Below is a block of records. Copy every line in it that contains the word "Passwords".

Data under study →
BEGIN

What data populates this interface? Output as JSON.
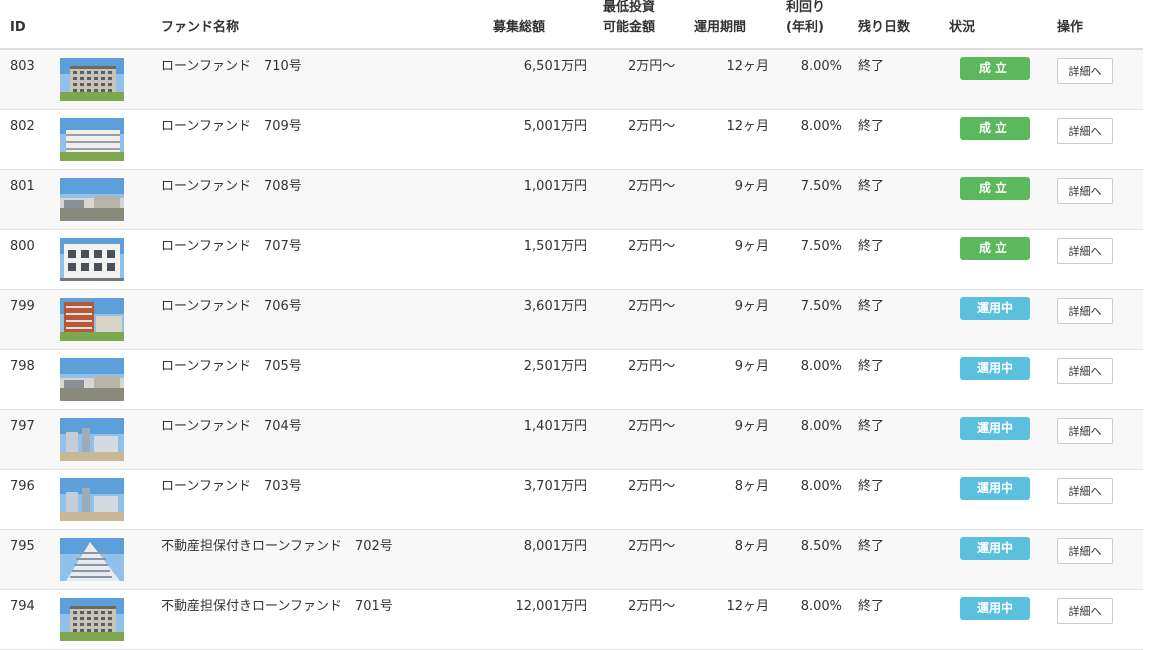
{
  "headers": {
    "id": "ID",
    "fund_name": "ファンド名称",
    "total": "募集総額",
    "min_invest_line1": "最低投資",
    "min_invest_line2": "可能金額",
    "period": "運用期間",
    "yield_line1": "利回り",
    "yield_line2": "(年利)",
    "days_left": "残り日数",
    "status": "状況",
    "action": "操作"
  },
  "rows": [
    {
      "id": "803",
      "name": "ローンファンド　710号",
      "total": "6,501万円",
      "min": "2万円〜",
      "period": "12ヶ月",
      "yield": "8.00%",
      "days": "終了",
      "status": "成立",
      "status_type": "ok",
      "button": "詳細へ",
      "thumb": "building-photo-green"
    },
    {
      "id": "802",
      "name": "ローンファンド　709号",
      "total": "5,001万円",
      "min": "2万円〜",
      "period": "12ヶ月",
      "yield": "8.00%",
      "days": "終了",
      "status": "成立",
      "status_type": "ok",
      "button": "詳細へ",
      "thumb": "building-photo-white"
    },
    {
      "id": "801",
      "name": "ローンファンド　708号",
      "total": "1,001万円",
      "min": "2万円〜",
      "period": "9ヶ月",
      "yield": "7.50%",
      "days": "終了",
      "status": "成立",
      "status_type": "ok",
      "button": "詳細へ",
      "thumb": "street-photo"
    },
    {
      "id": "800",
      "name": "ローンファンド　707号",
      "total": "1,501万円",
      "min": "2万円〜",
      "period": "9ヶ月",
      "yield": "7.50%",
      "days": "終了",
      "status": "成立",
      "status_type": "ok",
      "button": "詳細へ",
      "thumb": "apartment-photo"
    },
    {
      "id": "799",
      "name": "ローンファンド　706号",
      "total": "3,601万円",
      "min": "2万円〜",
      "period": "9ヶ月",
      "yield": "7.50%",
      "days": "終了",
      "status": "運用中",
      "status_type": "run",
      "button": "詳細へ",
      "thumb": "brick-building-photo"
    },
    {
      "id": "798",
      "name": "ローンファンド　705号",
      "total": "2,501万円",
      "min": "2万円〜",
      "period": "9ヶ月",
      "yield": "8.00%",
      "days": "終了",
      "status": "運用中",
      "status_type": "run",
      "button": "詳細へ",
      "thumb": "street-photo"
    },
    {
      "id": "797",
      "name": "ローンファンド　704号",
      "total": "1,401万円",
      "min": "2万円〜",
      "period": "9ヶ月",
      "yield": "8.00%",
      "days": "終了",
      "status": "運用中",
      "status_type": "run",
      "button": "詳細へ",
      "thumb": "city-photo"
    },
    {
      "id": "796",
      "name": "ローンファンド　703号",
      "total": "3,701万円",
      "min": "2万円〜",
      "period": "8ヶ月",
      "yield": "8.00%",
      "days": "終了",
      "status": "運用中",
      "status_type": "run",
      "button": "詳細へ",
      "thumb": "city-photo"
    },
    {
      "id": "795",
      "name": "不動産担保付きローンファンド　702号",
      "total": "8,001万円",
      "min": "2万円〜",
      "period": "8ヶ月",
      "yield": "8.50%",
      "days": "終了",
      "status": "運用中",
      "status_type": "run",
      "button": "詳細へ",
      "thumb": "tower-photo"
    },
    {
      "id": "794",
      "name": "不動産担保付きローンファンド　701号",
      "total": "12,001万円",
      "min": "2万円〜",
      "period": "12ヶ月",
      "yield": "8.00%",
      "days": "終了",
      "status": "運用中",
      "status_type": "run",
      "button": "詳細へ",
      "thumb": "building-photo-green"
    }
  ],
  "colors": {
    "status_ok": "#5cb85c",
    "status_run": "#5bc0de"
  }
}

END
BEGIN

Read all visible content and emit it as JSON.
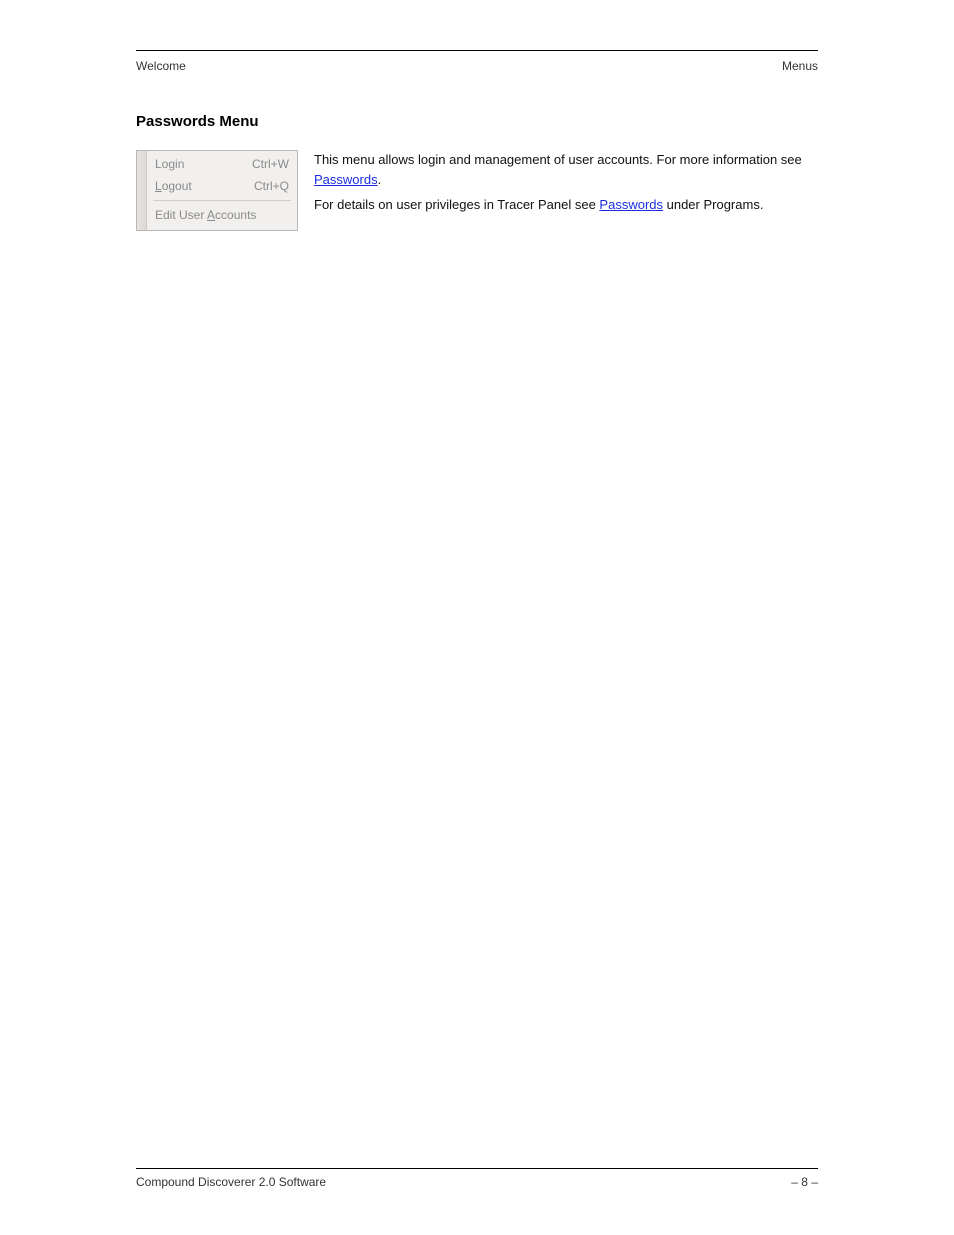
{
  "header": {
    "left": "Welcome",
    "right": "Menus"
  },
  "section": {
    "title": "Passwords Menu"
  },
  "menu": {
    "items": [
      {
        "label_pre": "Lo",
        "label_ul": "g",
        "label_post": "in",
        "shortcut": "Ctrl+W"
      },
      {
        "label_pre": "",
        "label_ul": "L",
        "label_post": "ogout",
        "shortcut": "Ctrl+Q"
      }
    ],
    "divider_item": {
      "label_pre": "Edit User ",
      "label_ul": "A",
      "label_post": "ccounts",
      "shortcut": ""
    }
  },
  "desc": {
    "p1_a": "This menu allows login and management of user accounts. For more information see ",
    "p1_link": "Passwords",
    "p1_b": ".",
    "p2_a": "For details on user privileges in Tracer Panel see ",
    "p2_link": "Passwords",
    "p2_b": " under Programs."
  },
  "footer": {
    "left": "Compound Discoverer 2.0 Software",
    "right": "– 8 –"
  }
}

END

Answer section →
    "title": "Passwords Menu"
    "p1_link": "Passwords",
    "p2_link": "Passwords",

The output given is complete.